1. Due to the binomial theorem ${\textstyle (x-z)^{k}=\sum \limits _{i=0}^{k}{\binom {k}{i}}(-z)^{k-i}x^{i}}$, we may transition from ${\displaystyle f(x)}$ to ${\displaystyle f(x-z)}$ in ${\displaystyle O(n^{2})}$ time.
2. Polynomial multiplication and taking remainder of one polynomial modulo another one may be done in ${\textstyle O(n^{2})}$, thus calculation of ${\textstyle x^{2^{k}}{\bmod {f}}_{z}(x)}$ is done in ${\textstyle O(n^{2}\log p)}$.
3. Binary exponentiation works in ${\displaystyle O(n^{2}\log p)}$.
4. Taking the ${\displaystyle \gcd }$ of two polynomials via Euclidean algorithm works in ${\displaystyle O(n^{2})}$.

Thus the whole procedure may be done in ${\displaystyle O(n^{2}\log p)}$. Using the fast Fourier transform and Half-GCD algorithm,[9] the algorithm's complexity may be improved to ${\displaystyle O(n\log n\log pn)}$. For the modular square root case, the degree is ${\displaystyle n=2}$, thus the whole complexity of algorithm in such case is bounded by ${\displaystyle O(\log p)}$ per iteration.[7]

## References

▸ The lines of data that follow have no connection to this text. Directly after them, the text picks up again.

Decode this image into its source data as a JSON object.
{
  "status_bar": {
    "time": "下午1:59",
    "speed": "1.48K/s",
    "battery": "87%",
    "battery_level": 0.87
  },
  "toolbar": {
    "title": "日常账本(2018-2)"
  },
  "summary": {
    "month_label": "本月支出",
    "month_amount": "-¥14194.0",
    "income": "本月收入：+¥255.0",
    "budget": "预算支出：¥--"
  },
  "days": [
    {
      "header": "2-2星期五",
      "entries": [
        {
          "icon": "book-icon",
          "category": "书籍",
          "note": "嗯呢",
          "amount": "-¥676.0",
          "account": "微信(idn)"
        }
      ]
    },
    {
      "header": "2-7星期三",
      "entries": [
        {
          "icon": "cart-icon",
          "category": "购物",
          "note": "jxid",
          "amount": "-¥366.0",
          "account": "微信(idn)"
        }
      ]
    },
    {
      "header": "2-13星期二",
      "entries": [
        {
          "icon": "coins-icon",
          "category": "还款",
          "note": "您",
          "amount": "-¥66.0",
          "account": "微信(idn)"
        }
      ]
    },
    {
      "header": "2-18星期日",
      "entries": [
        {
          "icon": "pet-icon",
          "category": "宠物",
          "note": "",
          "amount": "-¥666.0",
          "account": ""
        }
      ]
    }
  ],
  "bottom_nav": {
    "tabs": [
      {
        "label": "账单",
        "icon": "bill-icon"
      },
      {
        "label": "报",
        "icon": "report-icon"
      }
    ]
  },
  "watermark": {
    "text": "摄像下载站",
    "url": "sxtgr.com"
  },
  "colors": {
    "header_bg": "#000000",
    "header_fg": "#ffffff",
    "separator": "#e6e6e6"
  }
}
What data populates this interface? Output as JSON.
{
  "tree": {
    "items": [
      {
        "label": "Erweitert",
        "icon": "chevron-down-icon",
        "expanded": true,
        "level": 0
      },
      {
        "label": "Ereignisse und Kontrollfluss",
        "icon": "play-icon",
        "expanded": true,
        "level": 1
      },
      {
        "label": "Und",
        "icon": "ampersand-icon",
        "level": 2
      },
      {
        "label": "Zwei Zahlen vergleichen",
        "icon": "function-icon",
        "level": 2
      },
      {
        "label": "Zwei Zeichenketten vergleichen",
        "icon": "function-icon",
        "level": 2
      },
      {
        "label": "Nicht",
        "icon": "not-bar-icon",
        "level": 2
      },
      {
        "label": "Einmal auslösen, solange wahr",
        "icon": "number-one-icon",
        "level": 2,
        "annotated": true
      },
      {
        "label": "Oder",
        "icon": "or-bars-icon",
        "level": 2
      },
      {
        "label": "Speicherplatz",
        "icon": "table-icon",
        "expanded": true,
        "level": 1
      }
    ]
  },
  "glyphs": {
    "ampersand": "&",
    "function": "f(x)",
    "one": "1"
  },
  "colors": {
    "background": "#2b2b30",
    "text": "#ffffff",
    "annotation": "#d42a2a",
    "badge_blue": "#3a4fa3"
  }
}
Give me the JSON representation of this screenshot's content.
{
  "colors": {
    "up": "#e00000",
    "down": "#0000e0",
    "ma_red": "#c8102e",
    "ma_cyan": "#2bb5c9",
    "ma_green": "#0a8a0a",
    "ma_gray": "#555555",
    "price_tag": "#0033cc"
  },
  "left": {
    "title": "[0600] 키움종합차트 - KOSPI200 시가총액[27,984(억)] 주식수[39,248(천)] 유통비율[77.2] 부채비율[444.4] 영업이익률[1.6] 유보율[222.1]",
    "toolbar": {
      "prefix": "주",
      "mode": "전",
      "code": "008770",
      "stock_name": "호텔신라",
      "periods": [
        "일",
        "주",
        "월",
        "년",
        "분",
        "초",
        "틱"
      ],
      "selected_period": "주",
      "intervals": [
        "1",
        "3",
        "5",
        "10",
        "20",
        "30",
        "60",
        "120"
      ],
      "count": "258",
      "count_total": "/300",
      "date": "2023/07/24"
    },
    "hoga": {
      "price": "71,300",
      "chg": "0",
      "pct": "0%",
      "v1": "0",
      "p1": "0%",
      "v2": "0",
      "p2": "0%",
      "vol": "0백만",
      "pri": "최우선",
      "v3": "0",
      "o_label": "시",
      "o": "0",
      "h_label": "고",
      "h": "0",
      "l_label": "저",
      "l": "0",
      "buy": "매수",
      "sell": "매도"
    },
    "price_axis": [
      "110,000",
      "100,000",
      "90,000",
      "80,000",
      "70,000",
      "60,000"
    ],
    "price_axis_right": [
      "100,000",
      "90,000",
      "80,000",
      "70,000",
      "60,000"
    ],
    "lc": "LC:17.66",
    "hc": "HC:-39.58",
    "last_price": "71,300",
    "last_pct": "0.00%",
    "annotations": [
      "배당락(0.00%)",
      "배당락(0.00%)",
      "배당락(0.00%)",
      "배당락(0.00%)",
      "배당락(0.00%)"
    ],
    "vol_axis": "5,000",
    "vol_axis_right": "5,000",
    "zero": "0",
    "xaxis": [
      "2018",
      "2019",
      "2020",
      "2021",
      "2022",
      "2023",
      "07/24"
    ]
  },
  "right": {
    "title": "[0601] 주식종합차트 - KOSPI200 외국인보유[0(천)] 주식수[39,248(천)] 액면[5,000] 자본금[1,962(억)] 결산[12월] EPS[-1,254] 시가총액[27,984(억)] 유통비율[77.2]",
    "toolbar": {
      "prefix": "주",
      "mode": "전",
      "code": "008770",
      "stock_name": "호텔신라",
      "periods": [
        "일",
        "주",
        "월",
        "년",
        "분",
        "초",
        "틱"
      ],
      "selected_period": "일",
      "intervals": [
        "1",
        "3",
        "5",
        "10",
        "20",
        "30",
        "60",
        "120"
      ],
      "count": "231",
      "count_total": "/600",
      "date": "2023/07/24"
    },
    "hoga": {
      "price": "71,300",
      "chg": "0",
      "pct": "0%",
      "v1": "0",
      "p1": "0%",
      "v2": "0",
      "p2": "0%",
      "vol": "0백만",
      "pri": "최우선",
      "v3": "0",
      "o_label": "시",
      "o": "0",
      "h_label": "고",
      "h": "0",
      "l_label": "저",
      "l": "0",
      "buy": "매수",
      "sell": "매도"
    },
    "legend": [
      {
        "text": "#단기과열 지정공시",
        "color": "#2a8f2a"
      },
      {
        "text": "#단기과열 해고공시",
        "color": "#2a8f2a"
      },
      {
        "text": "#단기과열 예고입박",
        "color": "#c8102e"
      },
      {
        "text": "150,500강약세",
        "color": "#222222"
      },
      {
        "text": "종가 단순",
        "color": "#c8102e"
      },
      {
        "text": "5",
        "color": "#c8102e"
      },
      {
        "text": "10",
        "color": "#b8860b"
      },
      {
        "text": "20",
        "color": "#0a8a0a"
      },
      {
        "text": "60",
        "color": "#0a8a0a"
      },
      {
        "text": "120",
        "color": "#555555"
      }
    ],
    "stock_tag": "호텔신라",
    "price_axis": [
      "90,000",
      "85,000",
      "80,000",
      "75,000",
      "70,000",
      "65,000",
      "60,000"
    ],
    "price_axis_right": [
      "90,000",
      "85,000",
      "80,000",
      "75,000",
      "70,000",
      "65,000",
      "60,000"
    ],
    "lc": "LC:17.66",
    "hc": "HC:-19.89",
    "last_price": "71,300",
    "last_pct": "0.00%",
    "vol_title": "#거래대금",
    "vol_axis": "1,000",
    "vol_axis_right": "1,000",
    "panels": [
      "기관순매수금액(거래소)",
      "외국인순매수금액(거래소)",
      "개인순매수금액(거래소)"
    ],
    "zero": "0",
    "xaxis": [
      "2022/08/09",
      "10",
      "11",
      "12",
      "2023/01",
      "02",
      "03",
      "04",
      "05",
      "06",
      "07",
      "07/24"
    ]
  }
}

1. Berlekamp, E. R. (1970). "Factoring polynomials over large finite fields". Mathematics of Computation. 24 (111): 713–735. doi:10.1090/S0025-5718-1970-0276200-X. ISSN 0025-5718.
2. ^ a b c d M. Rabin (1980). "Probabilistic Algorithms in Finite Fields". SIAM Journal on Computing. 9 (2): 273–280. doi:10.1137/0209024. ISSN 0097-5397.
3. ^ Donald E Knuth (1998). The art of computer programming. Vol. 2 Vol. 2. ISBN 978-0201896848. OCLC 900627019.
4. ^ Tsz-Wo Sze (2011). "On taking square roots without quadratic nonresidues over finite fields". Mathematics of Computation. 80 (275): 1797–1811. arXiv:0812.2591. doi:10.1090/s0025-5718-2011-02419-1. ISSN 0025-5718. S2CID 10249895.
5. ^ R. Peralta (November 1986). "A simple and fast probabilistic algorithm for computing square roots modulo a prime number (Corresp.)". IEEE Transactions on Information Theory. 32 (6): 846–847. doi:10.1109/TIT.1986.1057236. ISSN 0018-9448.
6. ^ C Padró, G Sáez (August 2002). "Taking cube roots in Zm". Applied Mathematics Letters. 15 (6): 703–708. doi:10.1016/s0893-9659(02)00031-9. ISSN 0893-9659.
7. ^ a b c d Alfred J. Menezes, Ian F. Blake, XuHong Gao, Ronald C. Mullin, Scott A. Vanstone (1993). Applications of Finite Fields. The Springer International Series in Engineering and Computer Science. Springer US. ISBN 9780792392828.CS1 maint: multiple names: authors list (link)
8. ^ Marshall Hall (1998). Combinatorial Theory. John Wiley & Sons. ISBN 9780471315186.
9. ^ Aho, Alfred V. (1974). The design and analysis of computer algorithms. Addison-Wesley Pub. Co. ISBN 0201000296.